**WHAT IS EXPECTED**: Check each line of the records below and collect those holding "온라인발급".

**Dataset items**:
━━━━━━━━

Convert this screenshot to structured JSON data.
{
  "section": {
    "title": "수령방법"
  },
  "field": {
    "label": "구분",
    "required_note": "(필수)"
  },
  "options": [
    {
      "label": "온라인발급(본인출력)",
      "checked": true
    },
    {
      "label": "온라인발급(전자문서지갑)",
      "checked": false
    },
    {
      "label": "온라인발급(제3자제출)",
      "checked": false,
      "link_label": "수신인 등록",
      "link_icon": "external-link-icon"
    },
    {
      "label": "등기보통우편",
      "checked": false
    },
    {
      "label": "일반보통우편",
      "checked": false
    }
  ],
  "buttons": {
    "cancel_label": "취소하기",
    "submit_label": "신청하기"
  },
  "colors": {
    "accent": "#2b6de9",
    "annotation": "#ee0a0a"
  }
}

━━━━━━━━

**REPLY**:
      "label": "온라인발급(본인출력)",
      "label": "온라인발급(전자문서지갑)",
      "label": "온라인발급(제3자제출)",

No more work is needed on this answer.